G.S: Well, yes. My sister was already here and we arrived at Liverpool Street Station and I remember there was a sort of barrier and my sister was standing there waving madly, but we were rushed away because I think that we had to catch a train to Coventry. And so I never even kissed my sister or greeted her or anything but the following, I think it must have been the following week, the following weekend, she came to visit me from London.
INT: And you were pleased to see her?
G.S: Of course!
INT: Did you feel lost and did you feel foreign at that time?
G.S: Yes, a bit yes, because my English was practically non-existent and my guardian couldn’t speak German. So it was difficult at first but it was such a wonderful household I went to – a fabulous woman.

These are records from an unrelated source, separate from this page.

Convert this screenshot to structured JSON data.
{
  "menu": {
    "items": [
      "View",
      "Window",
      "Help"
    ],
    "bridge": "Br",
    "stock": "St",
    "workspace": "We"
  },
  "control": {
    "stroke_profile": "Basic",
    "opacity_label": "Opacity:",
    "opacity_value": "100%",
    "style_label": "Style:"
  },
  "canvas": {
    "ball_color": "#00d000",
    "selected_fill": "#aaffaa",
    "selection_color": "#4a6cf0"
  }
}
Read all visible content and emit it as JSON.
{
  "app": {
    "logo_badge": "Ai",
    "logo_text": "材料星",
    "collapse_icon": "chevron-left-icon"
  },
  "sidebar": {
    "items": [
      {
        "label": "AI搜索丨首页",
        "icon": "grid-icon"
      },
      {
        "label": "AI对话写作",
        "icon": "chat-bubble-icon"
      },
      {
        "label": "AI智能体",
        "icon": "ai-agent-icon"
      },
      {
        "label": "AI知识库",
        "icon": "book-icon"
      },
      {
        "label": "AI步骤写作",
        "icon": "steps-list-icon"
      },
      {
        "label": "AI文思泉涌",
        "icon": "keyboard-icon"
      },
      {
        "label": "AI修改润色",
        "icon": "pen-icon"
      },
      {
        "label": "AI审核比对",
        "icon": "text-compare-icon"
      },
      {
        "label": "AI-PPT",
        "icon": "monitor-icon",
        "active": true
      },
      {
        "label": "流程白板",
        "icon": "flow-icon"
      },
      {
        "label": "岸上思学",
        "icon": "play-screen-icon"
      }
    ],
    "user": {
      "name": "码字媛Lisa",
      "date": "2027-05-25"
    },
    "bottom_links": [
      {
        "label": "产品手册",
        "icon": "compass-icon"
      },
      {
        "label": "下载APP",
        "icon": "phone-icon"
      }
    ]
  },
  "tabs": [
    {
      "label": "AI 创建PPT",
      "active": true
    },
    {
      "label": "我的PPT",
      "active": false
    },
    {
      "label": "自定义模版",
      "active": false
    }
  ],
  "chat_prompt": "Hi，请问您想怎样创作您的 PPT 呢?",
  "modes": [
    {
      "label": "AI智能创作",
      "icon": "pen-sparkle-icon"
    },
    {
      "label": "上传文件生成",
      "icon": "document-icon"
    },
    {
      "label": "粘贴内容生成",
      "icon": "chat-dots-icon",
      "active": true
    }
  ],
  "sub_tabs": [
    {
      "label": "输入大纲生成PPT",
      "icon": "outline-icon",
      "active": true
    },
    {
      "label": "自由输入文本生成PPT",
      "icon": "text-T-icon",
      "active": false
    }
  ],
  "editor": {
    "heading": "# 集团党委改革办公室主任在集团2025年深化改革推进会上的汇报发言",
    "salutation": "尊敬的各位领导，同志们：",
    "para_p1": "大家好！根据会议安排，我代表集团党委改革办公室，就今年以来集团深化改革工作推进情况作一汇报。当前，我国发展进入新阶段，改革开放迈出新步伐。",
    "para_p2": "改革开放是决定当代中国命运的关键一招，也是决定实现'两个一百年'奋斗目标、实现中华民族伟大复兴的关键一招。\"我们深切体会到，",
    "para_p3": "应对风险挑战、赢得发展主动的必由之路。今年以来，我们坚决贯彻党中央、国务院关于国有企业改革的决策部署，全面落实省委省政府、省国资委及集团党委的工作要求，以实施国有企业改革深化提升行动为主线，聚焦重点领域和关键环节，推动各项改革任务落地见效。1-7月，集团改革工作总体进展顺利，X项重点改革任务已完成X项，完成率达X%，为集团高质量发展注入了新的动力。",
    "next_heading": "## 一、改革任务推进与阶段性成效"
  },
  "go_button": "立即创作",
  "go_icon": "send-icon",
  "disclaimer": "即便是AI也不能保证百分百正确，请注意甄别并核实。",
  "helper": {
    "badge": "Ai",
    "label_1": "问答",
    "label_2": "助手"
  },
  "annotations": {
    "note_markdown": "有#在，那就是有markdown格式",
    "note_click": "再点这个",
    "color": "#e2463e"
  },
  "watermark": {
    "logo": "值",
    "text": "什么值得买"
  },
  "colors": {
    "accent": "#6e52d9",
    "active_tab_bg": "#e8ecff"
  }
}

INT: This is the lady that you eventually called your aunt?
G.S yes yes
INT: When you came to Britain and you arrived here, and you knew you were coming to a family did you know anything about the family at all?
G.S: I think I knew there were three sisters living together, all teachers – and that’s about it. Really the, the connection was made originally by a cousin of mine – Ilona, who used to go to Bielefeldt and, on holiday. I’m not quite sure whether, what she did there but maybe she took English people around, I don’t know. But she met there, the headmistress of that school I went to in Barrs Hill, Barrs Hill Grammar School, and this lady had said that she wanted to help somebody and she knew of somebody who wanted to help children out and my cousin Ilona had said ‘Well I’ve got a small cousin who needs to get out’. And this is how it all started. That’s how the names were exchanged.
INT: And this was the beginning?
INT: But there was a, it was a large movement, there were a lot of children who came out at that time
INT: Through the Quakers weren’t there?
G.S: Yes, over nine thousand children the Quakers took out. They arranged for.
INT: Did you speak any English at all?
G.S: I’d had one year at school – that’s all.
INT: So it was very limited?
G.S: Yes, very limited yes.
INT: What was the full name of your adopted aunt?
G.S: Margaret Kershaw Scholes and she came from Oldham in Lancashire
INT: And you kept your own name? Your own family name which was?
G.S: Yes. Marle
INT: And how do you spell that?
G.S: M-A-R-L-E accente aigue. It’s got an accent on it – it’s French
INT: And then, when you came here you just kept your name right through?
G.S: Yes, oh yes. Well no, when I married then I changed it.
INT: And you came first of all to Coventry
INT: And what date did you arrive in the UK?
G.S: On the 22nd of June 1939
INT: May I ask how old you were then?
INT: Fourteen. And.if there’s anything else I need. And you’ve been in Scotland since 1950? Is that right?
G.S: Yes, yes